A study puts wealth inequality in a historical perspective
It’s not fashionable to wear flapper dresses and do the Charleston, but 1920s-style wealth inequality is definitely back in style.
New research says America’s ultra-rich haven’t held as much of the country’s wealth since the Jazz Age, those freewheeling times before the country’s finances shattered.
“U.S. wealth concentration seems to have returned to levels last seen during the Roaring Twenties,” wrote Gabriel Zucman, an economics professor at the University of California, Berkeley.
Zucman said all the research on the issue also points to large wealth concentrations in China and Russia in recent decades. The same thing is happening in France and the U.K., but at a “more moderate rise,” the paper said.
In 1929 — before Wall Street’s crash unleashed the Great Depression — the top 0.1% richest adults’ share of total household wealth was close to 25%, according to Zucman’s paper, which was distributed by the National Bureau of Economic Research.
Those rates plunged in the early 1930s and continued dropping to below 10% in the late 1970s, findings show. Rates have been on the rebound since the early 1980s, and are currently close to 20%.
It’s become especially hard to measure the full extent of riches these days. “Since the 1980s, a large offshore wealth management industry has developed which makes some forms wealth (namely, financial portfolios) harder to capture,” the paper added.
Other researchers have said the Great Recession increased income gaps. The top earners’ income dropped by 4%, but the bottom household’s income dropped by 20%.
Unemployment rates have been seriously sliding from the Great Recession’s 10% jobless rate in 2009 to 4% in February — that was just off a 49-year low last fall of 3.7%.
Still, millions of Americans live paycheck to paycheck; the recent federal government’s partial government shutdown forced some federal workers to food pantries, and cast a harsh light on Americans’ lack of savings.
The new study attempts to put numbers behind F. Scott Fitzgerald’s linesabout the very rich being different.
But it isn’t going the next step to say if a stock-market collapse is just around the corner. Indeed, scholars have been working for decades chronicling and debating all the causes the Great Depression.
The paper is another spotlight on the issue of income inequality, something that’s been on the minds of academics, politicians, billionaires and even credit-ratings agencies. Late last year, Moody’s said the growing gaps in wealth could cause it to downgrade the rating on the federal government’s bonds.
Other researchers have also drawn parallels between the present and the past.
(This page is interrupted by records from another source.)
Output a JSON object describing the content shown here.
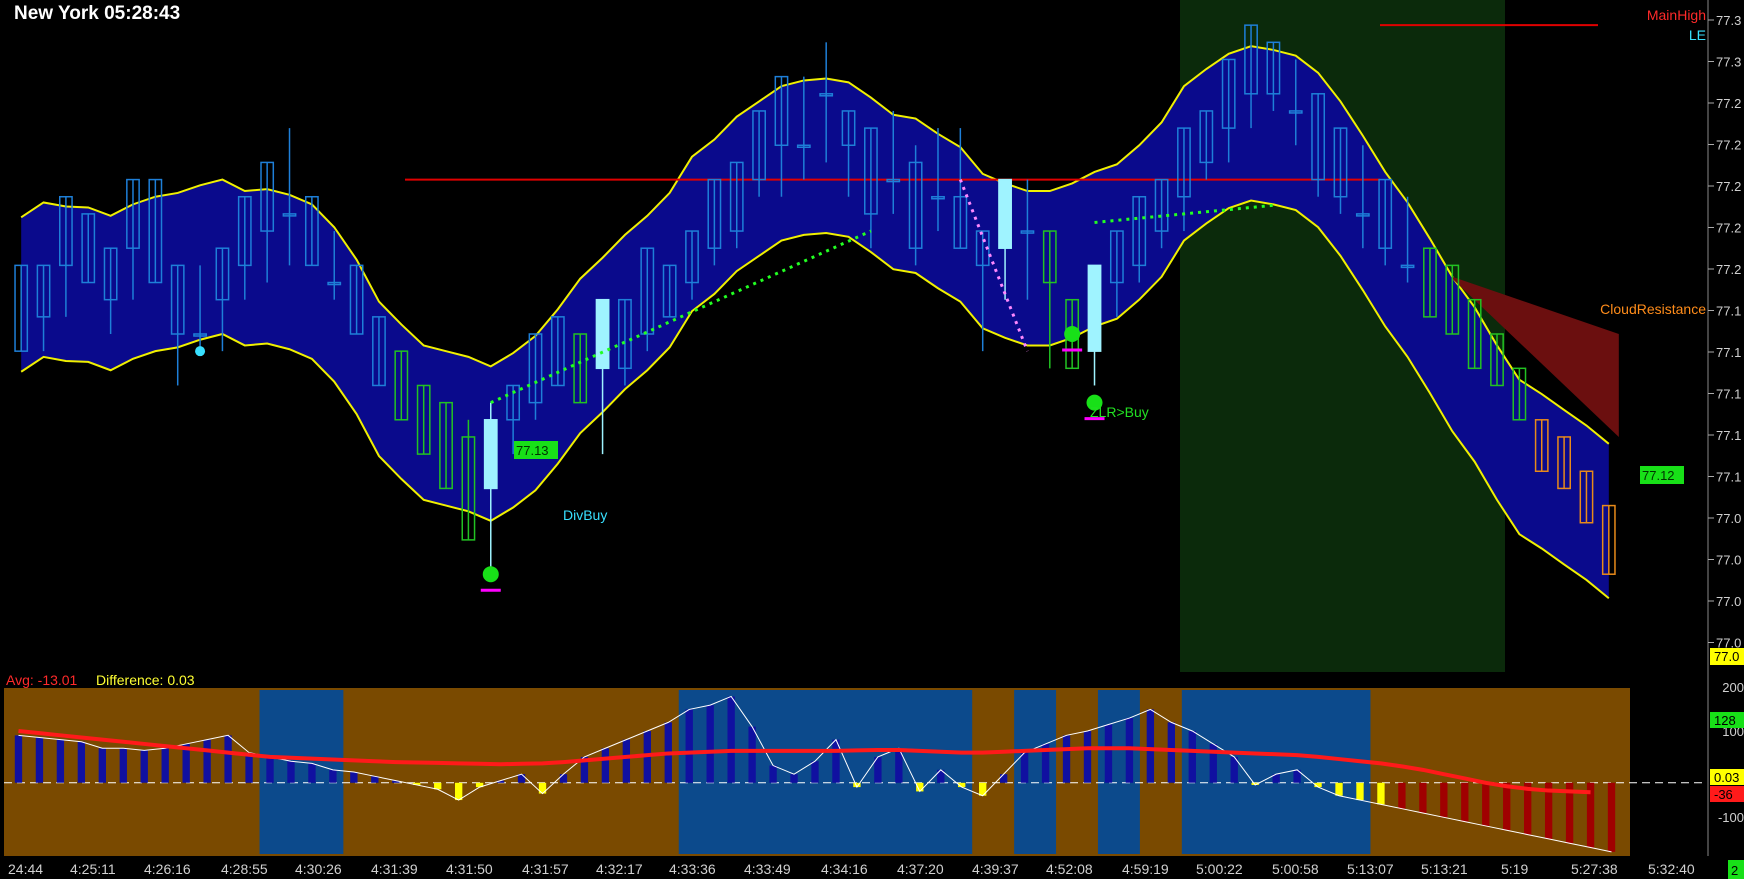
{
  "header": {
    "title": "New York 05:28:43"
  },
  "indicator_header": {
    "avg_label": "Avg: -13.01",
    "diff_label": "Difference: 0.03"
  },
  "colors": {
    "up_bar": "#1e7fd8",
    "down_bar": "#22c222",
    "signal_bar": "#9ff3ff",
    "orange_bar": "#e88a1a",
    "band": "#0a0a8c",
    "band_edge": "#f0f000",
    "resistance": "#e00000",
    "cloud": "#6b0f0f",
    "session": "#0b2a0b",
    "hist_orange": "#7a4a00",
    "hist_blue": "#0c4a8c"
  },
  "annotations": {
    "main_high": "MainHigh",
    "le": "LE",
    "cloud_resistance": "CloudResistance",
    "div_buy": "DivBuy",
    "zlr_buy": "ZLR>Buy",
    "price_tag_1": "77.13",
    "price_tag_2": "77.12"
  },
  "axis": {
    "price_ticks": [
      "77.3",
      "77.3",
      "77.2",
      "77.2",
      "77.2",
      "77.2",
      "77.2",
      "77.1",
      "77.1",
      "77.1",
      "77.1",
      "77.1",
      "77.0",
      "77.0",
      "77.0",
      "77.0"
    ],
    "current_price_label": "77.0",
    "indicator_ticks": [
      "200",
      "100",
      "-100"
    ],
    "indicator_value_labels": [
      "128",
      "0.03",
      "-36"
    ],
    "time_labels": [
      "24:44",
      "4:25:11",
      "4:26:16",
      "4:28:55",
      "4:30:26",
      "4:31:39",
      "4:31:50",
      "4:31:57",
      "4:32:17",
      "4:33:36",
      "4:33:49",
      "4:34:16",
      "4:37:20",
      "4:39:37",
      "4:52:08",
      "4:59:19",
      "5:00:22",
      "5:00:58",
      "5:13:07",
      "5:13:21",
      "5:19",
      "5:27:38",
      "5:32:40"
    ],
    "corner_label": "2"
  },
  "chart_data": [
    {
      "type": "bar",
      "title": "New York 05:28:43",
      "ylim": [
        76.98,
        77.36
      ],
      "bars": [
        {
          "open": 77.21,
          "high": 77.21,
          "low": 77.16,
          "close": 77.16,
          "color": "up"
        },
        {
          "open": 77.18,
          "high": 77.21,
          "low": 77.16,
          "close": 77.21,
          "color": "up"
        },
        {
          "open": 77.21,
          "high": 77.25,
          "low": 77.18,
          "close": 77.25,
          "color": "up"
        },
        {
          "open": 77.24,
          "high": 77.24,
          "low": 77.2,
          "close": 77.2,
          "color": "up"
        },
        {
          "open": 77.19,
          "high": 77.22,
          "low": 77.17,
          "close": 77.22,
          "color": "up"
        },
        {
          "open": 77.22,
          "high": 77.26,
          "low": 77.19,
          "close": 77.26,
          "color": "up"
        },
        {
          "open": 77.26,
          "high": 77.26,
          "low": 77.2,
          "close": 77.2,
          "color": "up"
        },
        {
          "open": 77.17,
          "high": 77.21,
          "low": 77.14,
          "close": 77.21,
          "color": "up"
        },
        {
          "open": 77.17,
          "high": 77.21,
          "low": 77.16,
          "close": 77.17,
          "color": "up"
        },
        {
          "open": 77.19,
          "high": 77.22,
          "low": 77.16,
          "close": 77.22,
          "color": "up"
        },
        {
          "open": 77.21,
          "high": 77.25,
          "low": 77.19,
          "close": 77.25,
          "color": "up"
        },
        {
          "open": 77.23,
          "high": 77.27,
          "low": 77.2,
          "close": 77.27,
          "color": "up"
        },
        {
          "open": 77.24,
          "high": 77.29,
          "low": 77.21,
          "close": 77.24,
          "color": "up"
        },
        {
          "open": 77.21,
          "high": 77.25,
          "low": 77.21,
          "close": 77.25,
          "color": "up"
        },
        {
          "open": 77.2,
          "high": 77.23,
          "low": 77.19,
          "close": 77.2,
          "color": "up"
        },
        {
          "open": 77.17,
          "high": 77.21,
          "low": 77.17,
          "close": 77.21,
          "color": "up"
        },
        {
          "open": 77.14,
          "high": 77.18,
          "low": 77.14,
          "close": 77.18,
          "color": "up"
        },
        {
          "open": 77.16,
          "high": 77.16,
          "low": 77.12,
          "close": 77.12,
          "color": "down"
        },
        {
          "open": 77.14,
          "high": 77.14,
          "low": 77.1,
          "close": 77.1,
          "color": "down"
        },
        {
          "open": 77.13,
          "high": 77.13,
          "low": 77.08,
          "close": 77.08,
          "color": "down"
        },
        {
          "open": 77.11,
          "high": 77.12,
          "low": 77.05,
          "close": 77.05,
          "color": "down"
        },
        {
          "open": 77.08,
          "high": 77.13,
          "low": 77.03,
          "close": 77.12,
          "color": "signal"
        },
        {
          "open": 77.12,
          "high": 77.14,
          "low": 77.1,
          "close": 77.14,
          "color": "up"
        },
        {
          "open": 77.13,
          "high": 77.17,
          "low": 77.12,
          "close": 77.17,
          "color": "up"
        },
        {
          "open": 77.14,
          "high": 77.18,
          "low": 77.14,
          "close": 77.18,
          "color": "up"
        },
        {
          "open": 77.17,
          "high": 77.17,
          "low": 77.13,
          "close": 77.13,
          "color": "down"
        },
        {
          "open": 77.15,
          "high": 77.19,
          "low": 77.1,
          "close": 77.19,
          "color": "signal"
        },
        {
          "open": 77.15,
          "high": 77.19,
          "low": 77.14,
          "close": 77.19,
          "color": "up"
        },
        {
          "open": 77.17,
          "high": 77.22,
          "low": 77.16,
          "close": 77.22,
          "color": "up"
        },
        {
          "open": 77.18,
          "high": 77.21,
          "low": 77.18,
          "close": 77.21,
          "color": "up"
        },
        {
          "open": 77.2,
          "high": 77.23,
          "low": 77.19,
          "close": 77.23,
          "color": "up"
        },
        {
          "open": 77.22,
          "high": 77.26,
          "low": 77.21,
          "close": 77.26,
          "color": "up"
        },
        {
          "open": 77.23,
          "high": 77.27,
          "low": 77.22,
          "close": 77.27,
          "color": "up"
        },
        {
          "open": 77.26,
          "high": 77.3,
          "low": 77.25,
          "close": 77.3,
          "color": "up"
        },
        {
          "open": 77.28,
          "high": 77.32,
          "low": 77.25,
          "close": 77.32,
          "color": "up"
        },
        {
          "open": 77.28,
          "high": 77.32,
          "low": 77.26,
          "close": 77.28,
          "color": "up"
        },
        {
          "open": 77.31,
          "high": 77.34,
          "low": 77.27,
          "close": 77.31,
          "color": "up"
        },
        {
          "open": 77.28,
          "high": 77.3,
          "low": 77.25,
          "close": 77.3,
          "color": "up"
        },
        {
          "open": 77.24,
          "high": 77.29,
          "low": 77.22,
          "close": 77.29,
          "color": "up"
        },
        {
          "open": 77.26,
          "high": 77.3,
          "low": 77.24,
          "close": 77.26,
          "color": "up"
        },
        {
          "open": 77.22,
          "high": 77.28,
          "low": 77.21,
          "close": 77.27,
          "color": "up"
        },
        {
          "open": 77.25,
          "high": 77.29,
          "low": 77.23,
          "close": 77.25,
          "color": "up"
        },
        {
          "open": 77.25,
          "high": 77.29,
          "low": 77.22,
          "close": 77.22,
          "color": "up"
        },
        {
          "open": 77.21,
          "high": 77.23,
          "low": 77.16,
          "close": 77.23,
          "color": "up"
        },
        {
          "open": 77.22,
          "high": 77.26,
          "low": 77.19,
          "close": 77.26,
          "color": "signal"
        },
        {
          "open": 77.23,
          "high": 77.26,
          "low": 77.19,
          "close": 77.23,
          "color": "up"
        },
        {
          "open": 77.2,
          "high": 77.23,
          "low": 77.15,
          "close": 77.23,
          "color": "down"
        },
        {
          "open": 77.19,
          "high": 77.19,
          "low": 77.15,
          "close": 77.15,
          "color": "down"
        },
        {
          "open": 77.16,
          "high": 77.21,
          "low": 77.14,
          "close": 77.21,
          "color": "signal"
        },
        {
          "open": 77.2,
          "high": 77.23,
          "low": 77.18,
          "close": 77.23,
          "color": "up"
        },
        {
          "open": 77.21,
          "high": 77.25,
          "low": 77.2,
          "close": 77.25,
          "color": "up"
        },
        {
          "open": 77.23,
          "high": 77.26,
          "low": 77.22,
          "close": 77.26,
          "color": "up"
        },
        {
          "open": 77.25,
          "high": 77.29,
          "low": 77.23,
          "close": 77.29,
          "color": "up"
        },
        {
          "open": 77.27,
          "high": 77.3,
          "low": 77.26,
          "close": 77.3,
          "color": "up"
        },
        {
          "open": 77.29,
          "high": 77.33,
          "low": 77.27,
          "close": 77.33,
          "color": "up"
        },
        {
          "open": 77.31,
          "high": 77.35,
          "low": 77.29,
          "close": 77.35,
          "color": "up"
        },
        {
          "open": 77.31,
          "high": 77.34,
          "low": 77.3,
          "close": 77.34,
          "color": "up"
        },
        {
          "open": 77.3,
          "high": 77.33,
          "low": 77.28,
          "close": 77.3,
          "color": "up"
        },
        {
          "open": 77.26,
          "high": 77.31,
          "low": 77.25,
          "close": 77.31,
          "color": "up"
        },
        {
          "open": 77.25,
          "high": 77.29,
          "low": 77.24,
          "close": 77.29,
          "color": "up"
        },
        {
          "open": 77.24,
          "high": 77.28,
          "low": 77.22,
          "close": 77.24,
          "color": "up"
        },
        {
          "open": 77.22,
          "high": 77.26,
          "low": 77.21,
          "close": 77.26,
          "color": "up"
        },
        {
          "open": 77.21,
          "high": 77.25,
          "low": 77.2,
          "close": 77.21,
          "color": "up"
        },
        {
          "open": 77.22,
          "high": 77.22,
          "low": 77.18,
          "close": 77.18,
          "color": "down"
        },
        {
          "open": 77.21,
          "high": 77.21,
          "low": 77.17,
          "close": 77.17,
          "color": "down"
        },
        {
          "open": 77.19,
          "high": 77.19,
          "low": 77.15,
          "close": 77.15,
          "color": "down"
        },
        {
          "open": 77.17,
          "high": 77.17,
          "low": 77.14,
          "close": 77.14,
          "color": "down"
        },
        {
          "open": 77.15,
          "high": 77.15,
          "low": 77.12,
          "close": 77.12,
          "color": "down"
        },
        {
          "open": 77.12,
          "high": 77.12,
          "low": 77.09,
          "close": 77.09,
          "color": "orange"
        },
        {
          "open": 77.11,
          "high": 77.11,
          "low": 77.08,
          "close": 77.08,
          "color": "orange"
        },
        {
          "open": 77.09,
          "high": 77.09,
          "low": 77.06,
          "close": 77.06,
          "color": "orange"
        },
        {
          "open": 77.07,
          "high": 77.07,
          "low": 77.03,
          "close": 77.03,
          "color": "orange"
        }
      ],
      "resistance_level": 77.26,
      "main_high_level": 77.35,
      "last_price": 77.0
    },
    {
      "type": "bar",
      "avg": -13.01,
      "difference": 0.03,
      "ylim": [
        -165,
        215
      ],
      "values": [
        110,
        105,
        100,
        95,
        80,
        80,
        75,
        80,
        90,
        100,
        110,
        70,
        60,
        50,
        45,
        30,
        25,
        15,
        5,
        -5,
        -15,
        -40,
        -10,
        5,
        20,
        -25,
        20,
        60,
        80,
        100,
        120,
        140,
        170,
        180,
        200,
        130,
        40,
        20,
        50,
        100,
        -10,
        60,
        80,
        -20,
        30,
        -10,
        -30,
        20,
        70,
        90,
        110,
        120,
        135,
        150,
        170,
        140,
        120,
        90,
        60,
        -5,
        20,
        30,
        -10,
        -30,
        -40,
        -50,
        -60,
        -70,
        -80,
        -90,
        -100,
        -110,
        -120,
        -130,
        -140,
        -150,
        -160
      ],
      "avg_line": [
        120,
        115,
        110,
        105,
        100,
        95,
        90,
        85,
        80,
        75,
        70,
        65,
        60,
        58,
        56,
        54,
        52,
        50,
        48,
        47,
        46,
        45,
        44,
        43,
        44,
        45,
        48,
        52,
        56,
        60,
        64,
        68,
        70,
        72,
        74,
        74,
        74,
        74,
        74,
        74,
        75,
        76,
        76,
        74,
        72,
        70,
        70,
        72,
        74,
        76,
        78,
        80,
        80,
        80,
        78,
        76,
        74,
        72,
        70,
        68,
        66,
        64,
        60,
        55,
        50,
        45,
        38,
        30,
        20,
        10,
        0,
        -8,
        -14,
        -18,
        -20,
        -22
      ]
    }
  ]
}
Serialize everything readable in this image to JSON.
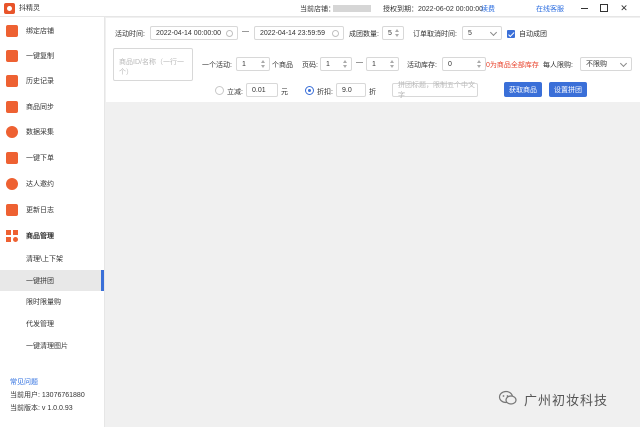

The Economic Policy Institute, a left-leaning Washington D.C. think tank, estimates that America’s top-earning 1% took in 22% of all national income. The organization said in 1928, 23.9% of the country’s income went to the top 1%.